──────── The input ────────

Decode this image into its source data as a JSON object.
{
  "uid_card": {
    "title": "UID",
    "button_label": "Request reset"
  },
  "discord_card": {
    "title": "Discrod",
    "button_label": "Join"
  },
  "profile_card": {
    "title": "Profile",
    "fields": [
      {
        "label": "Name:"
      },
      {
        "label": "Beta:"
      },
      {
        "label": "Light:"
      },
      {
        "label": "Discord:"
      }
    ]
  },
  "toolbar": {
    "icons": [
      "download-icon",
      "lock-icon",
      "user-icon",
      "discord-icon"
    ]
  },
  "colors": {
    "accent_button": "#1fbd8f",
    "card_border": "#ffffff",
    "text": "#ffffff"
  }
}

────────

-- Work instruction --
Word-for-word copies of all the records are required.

-- Expected answer --
Decode this image into its source data as a JSON object.
{
  "uid_card": {
    "title": "UID",
    "button_label": "Request reset"
  },
  "discord_card": {
    "title": "Discrod",
    "button_label": "Join"
  },
  "profile_card": {
    "title": "Profile",
    "fields": [
      {
        "label": "Name:"
      },
      {
        "label": "Beta:"
      },
      {
        "label": "Light:"
      },
      {
        "label": "Discord:"
      }
    ]
  },
  "toolbar": {
    "icons": [
      "download-icon",
      "lock-icon",
      "user-icon",
      "discord-icon"
    ]
  },
  "colors": {
    "accent_button": "#1fbd8f",
    "card_border": "#ffffff",
    "text": "#ffffff"
  }
}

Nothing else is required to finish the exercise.